Oden’s impact was established from the moment he entered the game in the second quarter after the Heat got off to a terrible start against the Wizards. He delivered an emphatic dunk on his first touch -- just like he did three months earlier in a preseason game at New Orleans -- and was disruptive in his matchup against Washington big men Nene and Marcin Gortat.
Oden had six points and two rebounds in his first few minutes, and helped spark a failed rally in which the Heat would ultimately trim that 34-point deficit down to nine by the fourth quarter but fell 114-97. Oden started the second half at center in a move Spoelstra said was designed to keep his knees loose.
After dressing but not playing Friday in Philadelphia, Oden was back on the court in the second quarter of Saturday’s game against the Bobcats. This time, the rust showed and Oden picked up three fouls, including two that were offensive, and a turnover in five minutes.
In a total of 13 minutes, 16 seconds over two games, Oden dunked both of his made baskets, hit three of four free throws, grabbed two rebounds and also had four fouls and a turnover. Heat teammates have seen signs of the potential Oden can bring if he continues to take small steps forward.
“I’m not disappointed at all with how he’s playing,” center Chris Bosh said of Oden’s first week of work. “It’s going to take some time to get a feel for how he plays and what he likes to do, and he’s getting a feel for it as well. He just has to get his timing back and just continue to work and get used to the speed of the game again. He’ll get it. The main thing is any time he’s out there, it’s a productive day.”
After the Washington game, Oden was simply thrilled to finally get back on the court in a meaningful game. By the time his night was done in Charlotte, Oden was already dissecting his early flaws.
“I’ve got to get better,” Oden said after working briefly against Bobcats center Al Jefferson, one of the most productive big men in the league. “I don’t feel like I did that well, so I’m a little bit down on myself. But the more I’m out there, I think the better my timing will be. It’s going to help me to get my wind [conditioning], get my feet under me. Every time I’m out there, it’s just more experience I get on the court after being out for so long.”

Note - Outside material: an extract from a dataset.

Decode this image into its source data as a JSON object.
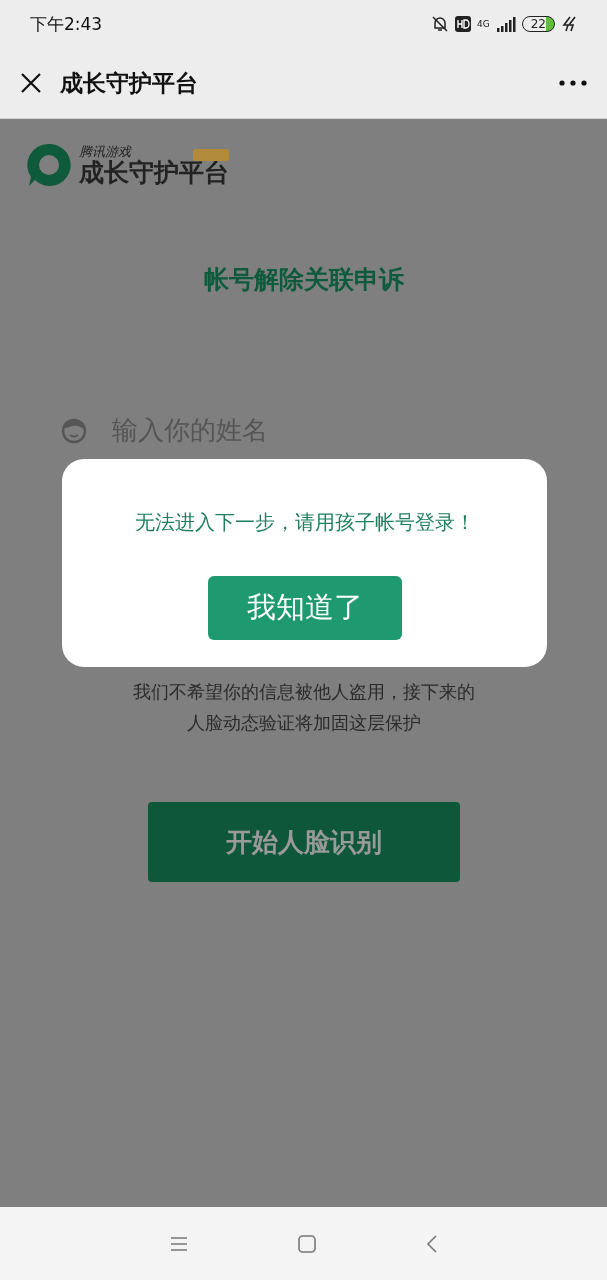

Even without contributing much statistically in that outing, Oden’s presence in the post commanded the attention of two Bobcats defenders at one point in the second quarter. As a result, Bosh was left open when he spotted up to make a 3-pointer on the side where Oden camped in the post.
The possibility of benefiting from those looks more frequently with Oden on the court left Bosh giddy.
“It’s fantastic because anytime you have just a big, physical guy like him carving out space, it frees me up to do a little bit more,” Bosh said. “I just have to keep a mindset to reward him for doing those things, get him so post touches, some easy buckets. When he gets in there, I think we can run extremely simple plays and he’s going to wipe everybody out and help us out.”
Eventually, that’s the plan as the Heat hope to get Oden relatively up to speed over the second half of the season as they look to fend off bigger teams in pursuit of a third consecutive championship.
For now, Oden remains very much an X factor, an unknown.
Every day without a setback marks another step in the right direction.
“I would have loved to get out there all three games [last week], but I know that wasn’t going to happen,” Oden said. “There’s definitely a lot of improvement to make. As long as my body keeps on feeling good and I get the chances to get out there that next game, it’s going to be another chance for me to play well.”